fair trade certification

Fair Trade Certified Ingredient Logo

Fair Trade USA: The Fair Trade Certification

Scope: Selected Food, Flowers, Cotton, Cosmetic, and Personal Care Ingredients.

Introduction: Fair Trade is a counter-movement to Free Trade economic theory. Fair Trade connects producers and consumers together so that Fair Trade agreements can be met through "arms length bargaining" where a willing seller and a willing buyer agree upon a price that is fair and equitable for both parties. Fair Trade USA, a third-party certifier, states: "The Fair Trade Certification empowers farmers and farm workers to lift themselves out of poverty by investing in their farms and communities, protecting the environment, and developing the business skills necessary to compete in the global marketplace." The Fair Trade movement addresses a wide range of social issues far beyond the price paid to international farmers and producers.

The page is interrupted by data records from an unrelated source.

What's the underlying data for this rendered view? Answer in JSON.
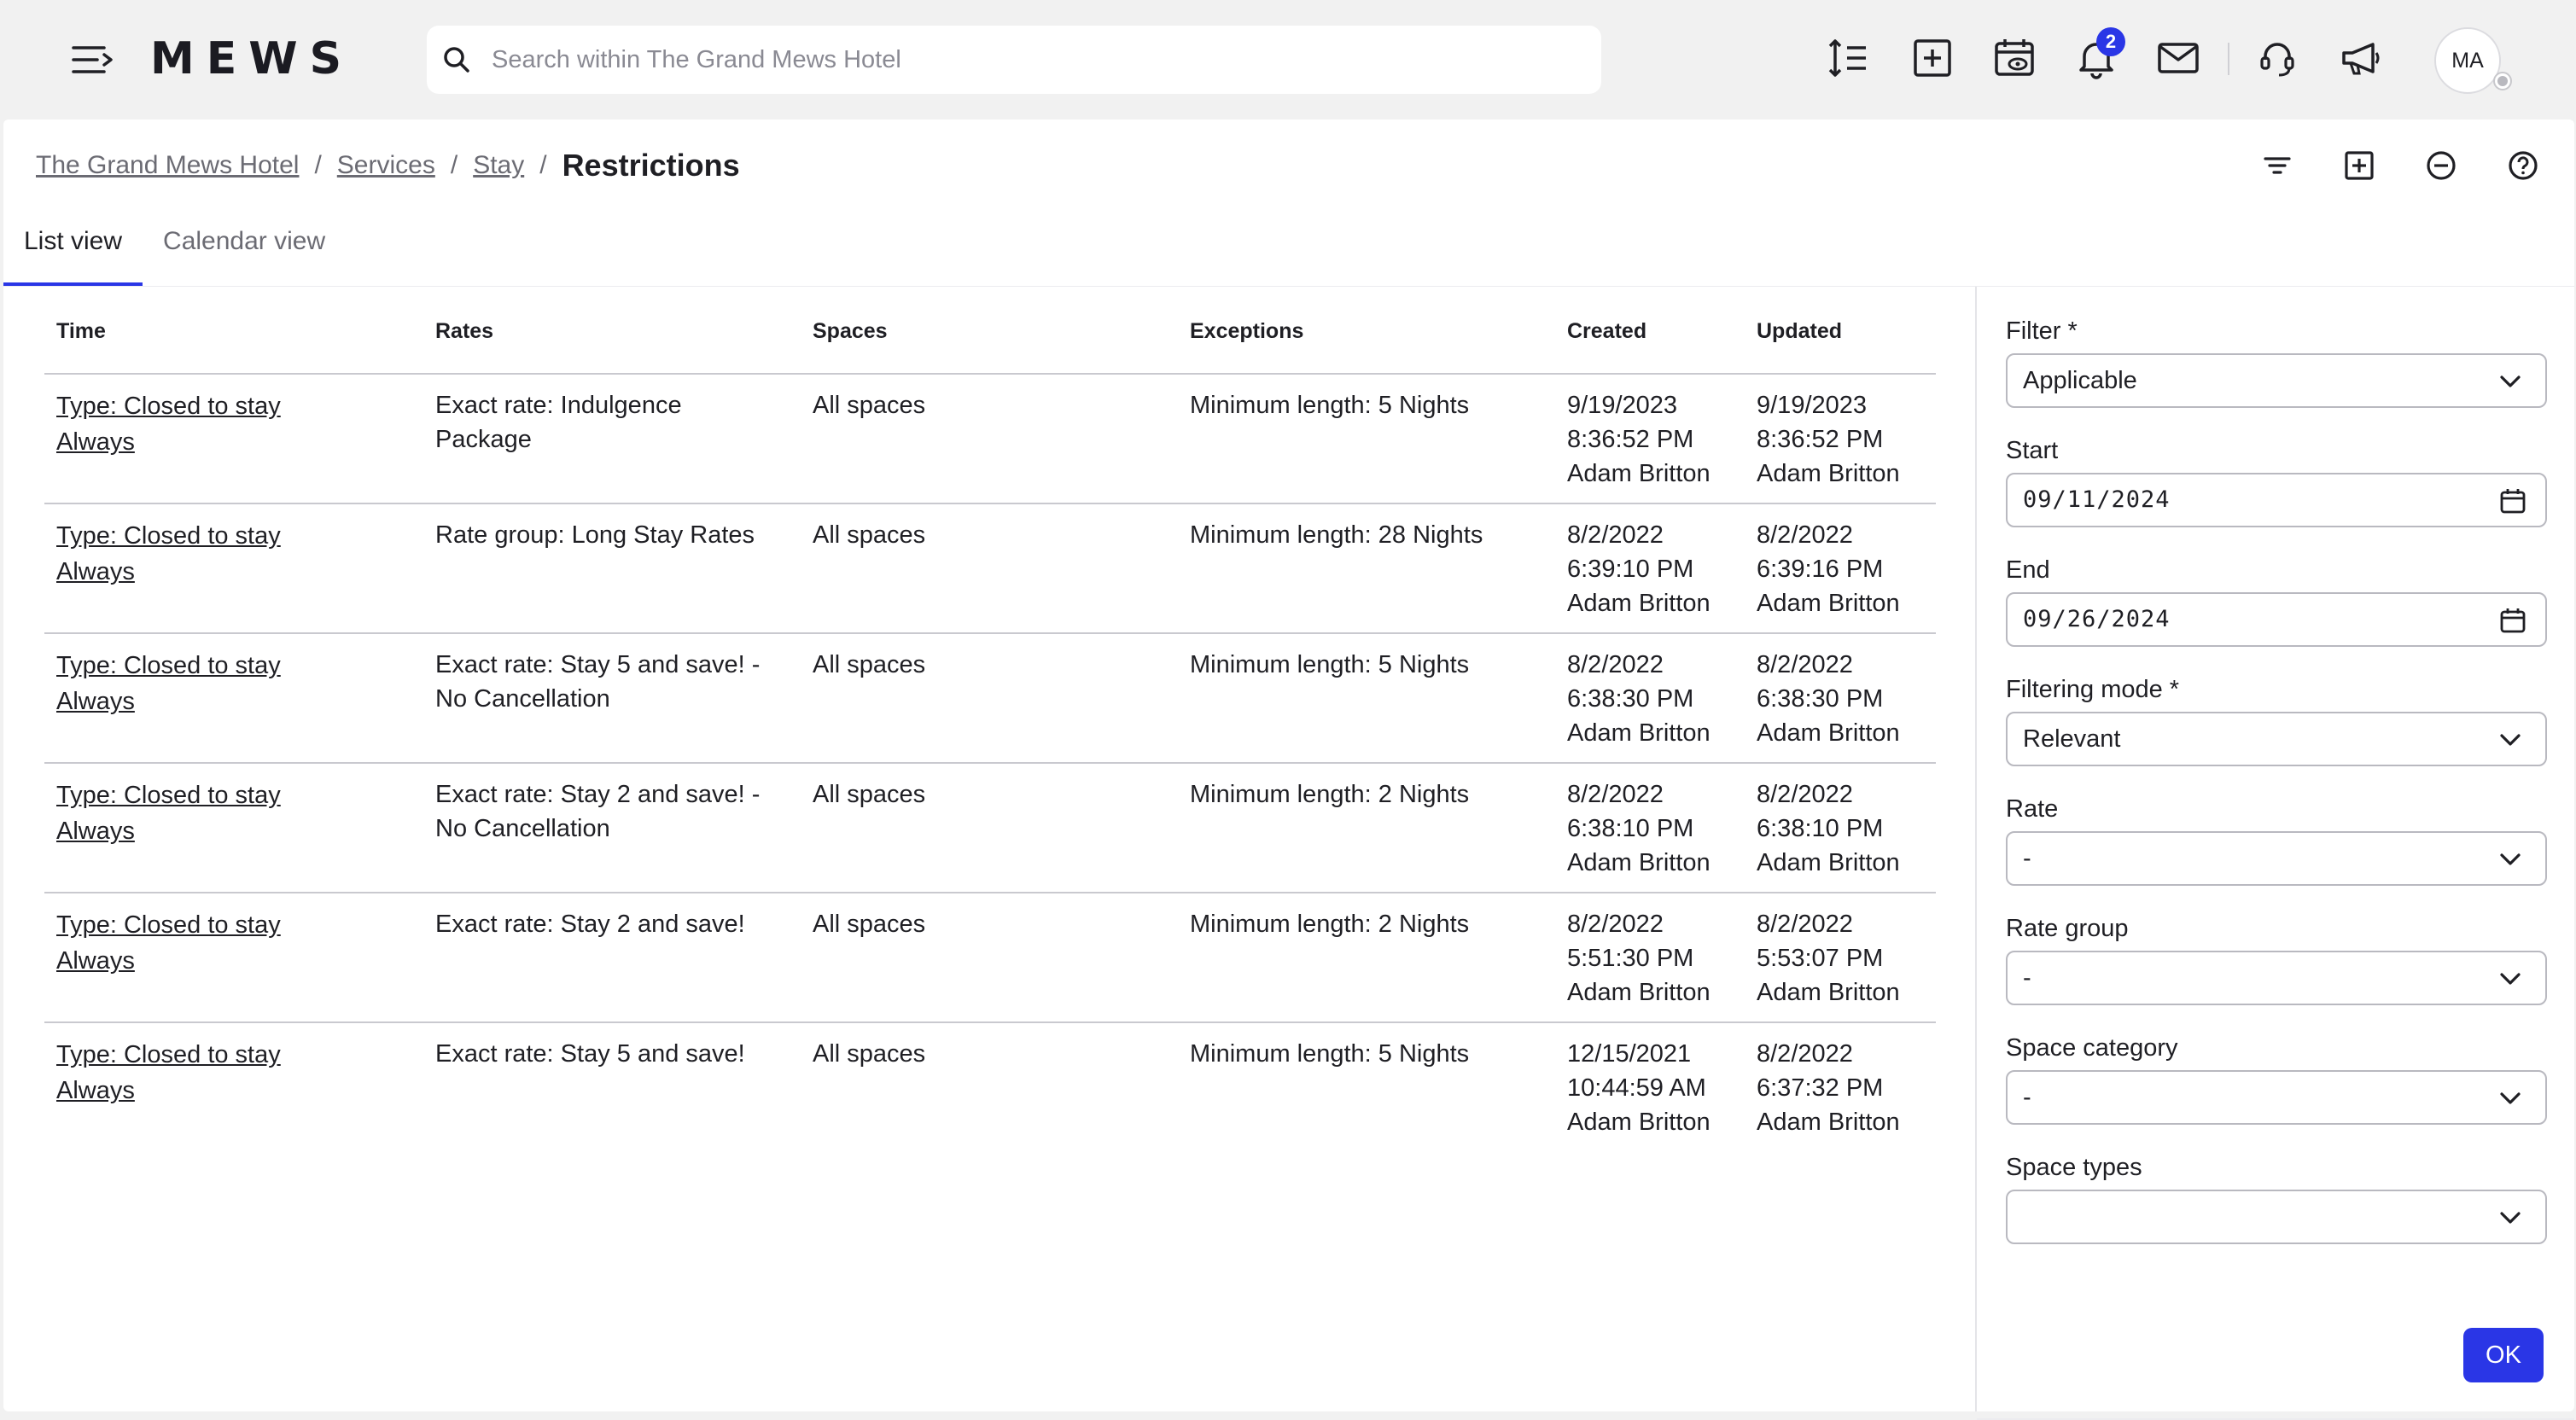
{
  "app": {
    "logo": "MEWS"
  },
  "search": {
    "placeholder": "Search within The Grand Mews Hotel"
  },
  "topbar": {
    "notifications_count": "2",
    "avatar_initials": "MA"
  },
  "breadcrumb": {
    "items": [
      "The Grand Mews Hotel",
      "Services",
      "Stay"
    ],
    "separator": "/",
    "current": "Restrictions"
  },
  "tabs": [
    {
      "label": "List view",
      "active": true
    },
    {
      "label": "Calendar view",
      "active": false
    }
  ],
  "table": {
    "columns": [
      "Time",
      "Rates",
      "Spaces",
      "Exceptions",
      "Created",
      "Updated"
    ],
    "rows": [
      {
        "time": [
          "Type: Closed to stay",
          "Always"
        ],
        "rates": [
          "Exact rate: Indulgence",
          "Package"
        ],
        "spaces": "All spaces",
        "exceptions": "Minimum length: 5 Nights",
        "created": [
          "9/19/2023",
          "8:36:52 PM",
          "Adam Britton"
        ],
        "updated": [
          "9/19/2023",
          "8:36:52 PM",
          "Adam Britton"
        ]
      },
      {
        "time": [
          "Type: Closed to stay",
          "Always"
        ],
        "rates": [
          "Rate group: Long Stay Rates",
          ""
        ],
        "spaces": "All spaces",
        "exceptions": "Minimum length: 28 Nights",
        "created": [
          "8/2/2022",
          "6:39:10 PM",
          "Adam Britton"
        ],
        "updated": [
          "8/2/2022",
          "6:39:16 PM",
          "Adam Britton"
        ]
      },
      {
        "time": [
          "Type: Closed to stay",
          "Always"
        ],
        "rates": [
          "Exact rate: Stay 5 and save! -",
          "No Cancellation"
        ],
        "spaces": "All spaces",
        "exceptions": "Minimum length: 5 Nights",
        "created": [
          "8/2/2022",
          "6:38:30 PM",
          "Adam Britton"
        ],
        "updated": [
          "8/2/2022",
          "6:38:30 PM",
          "Adam Britton"
        ]
      },
      {
        "time": [
          "Type: Closed to stay",
          "Always"
        ],
        "rates": [
          "Exact rate: Stay 2 and save! -",
          "No Cancellation"
        ],
        "spaces": "All spaces",
        "exceptions": "Minimum length: 2 Nights",
        "created": [
          "8/2/2022",
          "6:38:10 PM",
          "Adam Britton"
        ],
        "updated": [
          "8/2/2022",
          "6:38:10 PM",
          "Adam Britton"
        ]
      },
      {
        "time": [
          "Type: Closed to stay",
          "Always"
        ],
        "rates": [
          "Exact rate: Stay 2 and save!",
          ""
        ],
        "spaces": "All spaces",
        "exceptions": "Minimum length: 2 Nights",
        "created": [
          "8/2/2022",
          "5:51:30 PM",
          "Adam Britton"
        ],
        "updated": [
          "8/2/2022",
          "5:53:07 PM",
          "Adam Britton"
        ]
      },
      {
        "time": [
          "Type: Closed to stay",
          "Always"
        ],
        "rates": [
          "Exact rate: Stay 5 and save!",
          ""
        ],
        "spaces": "All spaces",
        "exceptions": "Minimum length: 5 Nights",
        "created": [
          "12/15/2021",
          "10:44:59 AM",
          "Adam Britton"
        ],
        "updated": [
          "8/2/2022",
          "6:37:32 PM",
          "Adam Britton"
        ]
      }
    ]
  },
  "filters": {
    "filter": {
      "label": "Filter *",
      "value": "Applicable"
    },
    "start": {
      "label": "Start",
      "value": "09/11/2024"
    },
    "end": {
      "label": "End",
      "value": "09/26/2024"
    },
    "filtering_mode": {
      "label": "Filtering mode *",
      "value": "Relevant"
    },
    "rate": {
      "label": "Rate",
      "value": "-"
    },
    "rate_group": {
      "label": "Rate group",
      "value": "-"
    },
    "space_category": {
      "label": "Space category",
      "value": "-"
    },
    "space_types": {
      "label": "Space types",
      "value": ""
    },
    "ok_label": "OK"
  },
  "colors": {
    "accent": "#2a36e6",
    "topbar_bg": "#f1f1f1",
    "text": "#1f1f24"
  }
}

  1. Fair Price: Democratically organized farmer groups receive a guaranteed minimum price. Farmer organizations are also eligible for pre-harvest credit.
  2. Fair Labor Conditions: Workers enjoy freedom of association, safe working conditions, and living wages. Forced child labor is strictly prohibited.
  3. Direct Trade: Importers purchase from farmer groups as directly as possible, eliminating unnecessary middlemen and empowering farmers to develop the business capacity necessary to compete in the global marketplace.
  4. Democratic and transparent organizations: Fair Trade farmers and farm workers democratically decide how to invest Fair Trade revenues in social and business development projects.
  5. Environmental Sustainability: Harmful agrochemicals and GMOs are strictly prohibited in favor of sustainable and healthy farming methods that protect the farmers and the environment.

Basics: The Fair Trade certification ensures that fair labor and wages are upheld throughout the supply chain from grower to consumer. Fair Trade USA is the organization that monitors the manufacturers and distributors in the US while FLO (Fair Trade Labeling Organization) monitors the growers and producers around the world. Cosmetics and personal care products are considered composite products, meaning that they are composed of several processed or semi-processed ingredients, some of which may be certified Fair Trade, and others for which no fair trade standard has been created. Entire composite products may not be certified by Fair Trade USA, however specific ingredients may be certified if they meet all of the Fair Trade criteria. Badger used Fair Trade certified Organic Cocoa Butter, an ingredient associated with many social and economic injustices.

In order to certify a Fair Trade ingredient in a composite product, the following steps must be taken:

  • Companies (Licensees) seeking Fair Trade certification must have a Certification and Licensing
  • Agreement with Fair Trade USA and must apply for certification of each ingredient and/or product in order for the product to be Fair Trade Certified.
  • Licensees apply for certification by submitting a Product Profile Application for each product.
  • All Licensees are required to follow chain of custody rules for Fair Trade certification as is stipulated in the Agreement.

A product must contain at least 20% Fair Trade Certified ingredients (before added water) to qualify to use any Fair Trade Certified seal. Under 20%, the product can still call out the Fair Trade ingredient (e.g. “Fair Trade Certified Cocoa”) on the packaging but the product cannot use the Fair Trade Certified seal.

For more information please visit www.fairtradeusa.org

Fair Trade Towns: Many individuals and towns get involved in the Fair Trade movement. You can get involved and make your town a Fair Trade Town. Learn more about national and local campaigns, events, and news at: www.fairtradetownsusa.org